Report how many lines below contain the word "list". Give only the number.

═════ MATERIAL FOR THE TASK ═════

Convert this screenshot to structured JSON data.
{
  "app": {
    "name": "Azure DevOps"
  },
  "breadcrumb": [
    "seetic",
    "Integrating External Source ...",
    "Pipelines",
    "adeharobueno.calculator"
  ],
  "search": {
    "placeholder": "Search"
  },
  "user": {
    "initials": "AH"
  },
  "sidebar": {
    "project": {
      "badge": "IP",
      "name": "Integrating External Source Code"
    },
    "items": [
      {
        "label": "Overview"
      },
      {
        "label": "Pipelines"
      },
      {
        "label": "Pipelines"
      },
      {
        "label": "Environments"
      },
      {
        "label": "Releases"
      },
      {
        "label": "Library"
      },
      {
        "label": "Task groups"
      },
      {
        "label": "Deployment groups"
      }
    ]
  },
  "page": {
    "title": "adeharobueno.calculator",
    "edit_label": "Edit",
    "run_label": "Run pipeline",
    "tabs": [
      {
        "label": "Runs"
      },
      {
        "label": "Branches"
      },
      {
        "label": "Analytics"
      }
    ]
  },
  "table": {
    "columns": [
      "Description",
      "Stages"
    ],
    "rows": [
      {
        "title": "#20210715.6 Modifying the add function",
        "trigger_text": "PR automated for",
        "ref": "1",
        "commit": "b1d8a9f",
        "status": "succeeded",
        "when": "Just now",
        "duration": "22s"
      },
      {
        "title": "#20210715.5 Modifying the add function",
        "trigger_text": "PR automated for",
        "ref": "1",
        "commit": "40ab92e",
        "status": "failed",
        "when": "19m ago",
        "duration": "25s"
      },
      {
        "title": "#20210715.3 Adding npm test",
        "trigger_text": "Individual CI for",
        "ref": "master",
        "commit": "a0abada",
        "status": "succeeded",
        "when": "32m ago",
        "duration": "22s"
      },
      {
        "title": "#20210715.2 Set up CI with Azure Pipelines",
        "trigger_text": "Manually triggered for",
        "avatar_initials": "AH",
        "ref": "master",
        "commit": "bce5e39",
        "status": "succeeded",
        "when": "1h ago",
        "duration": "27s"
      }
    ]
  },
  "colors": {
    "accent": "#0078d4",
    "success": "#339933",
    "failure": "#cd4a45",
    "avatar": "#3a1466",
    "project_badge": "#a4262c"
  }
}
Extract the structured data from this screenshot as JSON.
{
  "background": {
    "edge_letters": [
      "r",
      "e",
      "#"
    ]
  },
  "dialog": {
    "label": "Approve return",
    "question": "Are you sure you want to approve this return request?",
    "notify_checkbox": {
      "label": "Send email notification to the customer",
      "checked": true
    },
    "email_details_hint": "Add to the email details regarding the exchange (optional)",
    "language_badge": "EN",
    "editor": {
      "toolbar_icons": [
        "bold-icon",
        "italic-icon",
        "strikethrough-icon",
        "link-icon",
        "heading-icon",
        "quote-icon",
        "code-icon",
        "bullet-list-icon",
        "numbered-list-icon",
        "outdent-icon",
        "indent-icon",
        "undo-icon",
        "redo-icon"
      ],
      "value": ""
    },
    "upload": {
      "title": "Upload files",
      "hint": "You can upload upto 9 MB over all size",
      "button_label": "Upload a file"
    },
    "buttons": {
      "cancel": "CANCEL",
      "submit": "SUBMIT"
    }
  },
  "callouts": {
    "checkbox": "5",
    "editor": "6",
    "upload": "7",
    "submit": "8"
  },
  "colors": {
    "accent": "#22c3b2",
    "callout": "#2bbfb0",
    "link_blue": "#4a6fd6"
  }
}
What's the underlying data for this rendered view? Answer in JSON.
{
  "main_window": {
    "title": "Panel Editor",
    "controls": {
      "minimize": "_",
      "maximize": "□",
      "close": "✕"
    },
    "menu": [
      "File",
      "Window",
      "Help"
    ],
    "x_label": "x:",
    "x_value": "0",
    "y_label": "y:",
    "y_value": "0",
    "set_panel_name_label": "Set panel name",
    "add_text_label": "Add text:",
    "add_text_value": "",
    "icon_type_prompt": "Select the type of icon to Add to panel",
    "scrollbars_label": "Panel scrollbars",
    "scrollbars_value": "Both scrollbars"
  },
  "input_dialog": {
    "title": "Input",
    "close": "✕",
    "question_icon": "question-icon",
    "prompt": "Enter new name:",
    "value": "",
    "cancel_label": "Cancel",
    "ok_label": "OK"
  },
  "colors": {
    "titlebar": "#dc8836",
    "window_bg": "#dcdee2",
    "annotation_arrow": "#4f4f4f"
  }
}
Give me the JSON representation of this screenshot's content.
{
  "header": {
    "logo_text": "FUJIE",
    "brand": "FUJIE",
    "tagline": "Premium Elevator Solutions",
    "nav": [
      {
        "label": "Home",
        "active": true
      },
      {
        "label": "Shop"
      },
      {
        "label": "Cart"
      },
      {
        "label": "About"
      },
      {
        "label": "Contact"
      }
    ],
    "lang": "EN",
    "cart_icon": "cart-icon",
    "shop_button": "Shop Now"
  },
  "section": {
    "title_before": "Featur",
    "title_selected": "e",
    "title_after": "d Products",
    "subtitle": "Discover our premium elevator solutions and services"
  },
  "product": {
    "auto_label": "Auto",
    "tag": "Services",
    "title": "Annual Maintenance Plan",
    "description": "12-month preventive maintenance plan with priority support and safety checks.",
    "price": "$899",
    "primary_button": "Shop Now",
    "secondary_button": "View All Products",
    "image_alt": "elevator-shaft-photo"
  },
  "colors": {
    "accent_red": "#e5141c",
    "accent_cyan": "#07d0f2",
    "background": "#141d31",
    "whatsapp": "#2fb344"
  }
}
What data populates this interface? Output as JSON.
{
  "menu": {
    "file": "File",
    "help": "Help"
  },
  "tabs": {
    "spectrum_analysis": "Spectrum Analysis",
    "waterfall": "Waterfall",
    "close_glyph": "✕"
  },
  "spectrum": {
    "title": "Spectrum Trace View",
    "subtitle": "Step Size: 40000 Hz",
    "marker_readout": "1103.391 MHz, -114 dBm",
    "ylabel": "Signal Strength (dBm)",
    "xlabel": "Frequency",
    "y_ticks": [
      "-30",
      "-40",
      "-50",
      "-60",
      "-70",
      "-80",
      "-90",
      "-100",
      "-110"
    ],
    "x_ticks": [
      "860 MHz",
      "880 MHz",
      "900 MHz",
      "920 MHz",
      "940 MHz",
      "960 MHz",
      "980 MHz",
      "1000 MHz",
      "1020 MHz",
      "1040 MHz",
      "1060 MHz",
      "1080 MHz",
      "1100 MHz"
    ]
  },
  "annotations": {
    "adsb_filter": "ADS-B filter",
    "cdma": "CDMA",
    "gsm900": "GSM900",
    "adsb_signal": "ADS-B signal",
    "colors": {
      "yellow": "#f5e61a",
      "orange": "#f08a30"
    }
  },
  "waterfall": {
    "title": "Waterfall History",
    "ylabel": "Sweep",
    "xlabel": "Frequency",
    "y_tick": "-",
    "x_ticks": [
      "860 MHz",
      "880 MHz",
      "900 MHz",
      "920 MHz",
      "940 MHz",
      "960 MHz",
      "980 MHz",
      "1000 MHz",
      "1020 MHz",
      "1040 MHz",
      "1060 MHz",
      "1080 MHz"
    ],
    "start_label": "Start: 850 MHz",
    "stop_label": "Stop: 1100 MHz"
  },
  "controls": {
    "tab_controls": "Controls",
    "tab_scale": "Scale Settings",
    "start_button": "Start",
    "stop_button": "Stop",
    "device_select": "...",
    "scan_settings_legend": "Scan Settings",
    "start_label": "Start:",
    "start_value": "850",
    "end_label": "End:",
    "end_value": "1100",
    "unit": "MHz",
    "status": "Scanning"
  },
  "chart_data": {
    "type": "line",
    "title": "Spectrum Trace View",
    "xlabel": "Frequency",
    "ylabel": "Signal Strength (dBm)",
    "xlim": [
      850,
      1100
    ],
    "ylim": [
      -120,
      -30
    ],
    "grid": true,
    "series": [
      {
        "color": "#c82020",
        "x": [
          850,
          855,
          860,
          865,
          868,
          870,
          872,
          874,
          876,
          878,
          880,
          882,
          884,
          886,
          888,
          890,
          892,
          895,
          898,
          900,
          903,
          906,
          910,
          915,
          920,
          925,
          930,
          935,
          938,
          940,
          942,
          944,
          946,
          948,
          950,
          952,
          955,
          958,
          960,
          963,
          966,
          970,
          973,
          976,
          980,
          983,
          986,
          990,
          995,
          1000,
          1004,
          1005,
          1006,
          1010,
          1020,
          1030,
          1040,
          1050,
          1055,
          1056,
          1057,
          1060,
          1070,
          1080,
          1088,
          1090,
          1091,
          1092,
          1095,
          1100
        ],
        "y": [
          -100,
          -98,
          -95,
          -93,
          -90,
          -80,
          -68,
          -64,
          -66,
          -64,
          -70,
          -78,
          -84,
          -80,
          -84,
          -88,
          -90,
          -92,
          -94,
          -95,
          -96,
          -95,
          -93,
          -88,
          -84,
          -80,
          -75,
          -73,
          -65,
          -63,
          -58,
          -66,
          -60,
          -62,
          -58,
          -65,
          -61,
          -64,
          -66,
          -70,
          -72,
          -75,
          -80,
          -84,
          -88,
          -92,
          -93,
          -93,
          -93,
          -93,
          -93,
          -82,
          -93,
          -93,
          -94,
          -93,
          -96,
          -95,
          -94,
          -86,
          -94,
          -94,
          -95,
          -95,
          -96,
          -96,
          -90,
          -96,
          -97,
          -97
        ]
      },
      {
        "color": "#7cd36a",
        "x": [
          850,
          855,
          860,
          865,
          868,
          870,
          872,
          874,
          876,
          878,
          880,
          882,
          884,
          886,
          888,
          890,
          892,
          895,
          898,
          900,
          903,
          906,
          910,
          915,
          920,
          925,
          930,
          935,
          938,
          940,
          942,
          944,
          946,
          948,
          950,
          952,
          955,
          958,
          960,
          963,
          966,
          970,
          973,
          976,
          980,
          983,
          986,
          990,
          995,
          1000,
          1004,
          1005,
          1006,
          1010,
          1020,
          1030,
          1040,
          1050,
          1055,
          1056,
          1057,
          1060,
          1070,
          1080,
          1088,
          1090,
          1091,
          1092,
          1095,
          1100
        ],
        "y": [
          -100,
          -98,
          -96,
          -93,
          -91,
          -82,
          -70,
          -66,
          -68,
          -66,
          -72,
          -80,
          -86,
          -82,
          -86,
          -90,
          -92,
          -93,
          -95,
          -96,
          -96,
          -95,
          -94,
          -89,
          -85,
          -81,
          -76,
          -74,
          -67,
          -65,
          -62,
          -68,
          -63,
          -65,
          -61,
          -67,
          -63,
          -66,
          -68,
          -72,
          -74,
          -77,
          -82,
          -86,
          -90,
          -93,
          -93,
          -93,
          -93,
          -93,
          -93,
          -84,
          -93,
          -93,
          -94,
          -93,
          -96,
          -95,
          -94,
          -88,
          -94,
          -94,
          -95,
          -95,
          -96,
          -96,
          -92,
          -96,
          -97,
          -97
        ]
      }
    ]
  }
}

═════

▶ [EXERCISE RESULT]:
2